### ASSIGNED TASK
The reply should contain each record below, returned exactly as given.
[[ SUPPLIED RECORDS open ]]
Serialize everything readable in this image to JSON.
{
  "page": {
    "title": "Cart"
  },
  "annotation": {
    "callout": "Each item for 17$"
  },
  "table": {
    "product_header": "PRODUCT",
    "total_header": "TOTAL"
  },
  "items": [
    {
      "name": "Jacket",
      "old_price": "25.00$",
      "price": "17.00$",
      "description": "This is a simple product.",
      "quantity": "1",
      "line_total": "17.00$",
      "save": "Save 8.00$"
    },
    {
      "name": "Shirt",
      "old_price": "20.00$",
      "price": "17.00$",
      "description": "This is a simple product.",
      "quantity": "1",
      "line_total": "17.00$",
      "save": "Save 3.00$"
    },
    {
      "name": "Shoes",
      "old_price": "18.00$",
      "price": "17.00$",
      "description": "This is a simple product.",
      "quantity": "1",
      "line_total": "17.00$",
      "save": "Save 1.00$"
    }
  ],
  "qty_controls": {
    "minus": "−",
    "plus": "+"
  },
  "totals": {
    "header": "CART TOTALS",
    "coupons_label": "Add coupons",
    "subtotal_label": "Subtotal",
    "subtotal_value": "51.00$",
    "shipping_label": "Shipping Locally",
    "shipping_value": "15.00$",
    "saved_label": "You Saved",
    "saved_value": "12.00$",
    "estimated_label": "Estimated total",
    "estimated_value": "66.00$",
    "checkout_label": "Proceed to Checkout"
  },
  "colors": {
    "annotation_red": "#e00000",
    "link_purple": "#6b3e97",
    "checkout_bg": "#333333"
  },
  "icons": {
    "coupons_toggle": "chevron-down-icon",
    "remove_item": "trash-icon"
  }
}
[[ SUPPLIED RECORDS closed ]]
### ANSWER SPACE
Serialize everything readable in this image to JSON.
{
  "page": {
    "title": "Cart"
  },
  "annotation": {
    "callout": "Each item for 17$"
  },
  "table": {
    "product_header": "PRODUCT",
    "total_header": "TOTAL"
  },
  "items": [
    {
      "name": "Jacket",
      "old_price": "25.00$",
      "price": "17.00$",
      "description": "This is a simple product.",
      "quantity": "1",
      "line_total": "17.00$",
      "save": "Save 8.00$"
    },
    {
      "name": "Shirt",
      "old_price": "20.00$",
      "price": "17.00$",
      "description": "This is a simple product.",
      "quantity": "1",
      "line_total": "17.00$",
      "save": "Save 3.00$"
    },
    {
      "name": "Shoes",
      "old_price": "18.00$",
      "price": "17.00$",
      "description": "This is a simple product.",
      "quantity": "1",
      "line_total": "17.00$",
      "save": "Save 1.00$"
    }
  ],
  "qty_controls": {
    "minus": "−",
    "plus": "+"
  },
  "totals": {
    "header": "CART TOTALS",
    "coupons_label": "Add coupons",
    "subtotal_label": "Subtotal",
    "subtotal_value": "51.00$",
    "shipping_label": "Shipping Locally",
    "shipping_value": "15.00$",
    "saved_label": "You Saved",
    "saved_value": "12.00$",
    "estimated_label": "Estimated total",
    "estimated_value": "66.00$",
    "checkout_label": "Proceed to Checkout"
  },
  "colors": {
    "annotation_red": "#e00000",
    "link_purple": "#6b3e97",
    "checkout_bg": "#333333"
  },
  "icons": {
    "coupons_toggle": "chevron-down-icon",
    "remove_item": "trash-icon"
  }
}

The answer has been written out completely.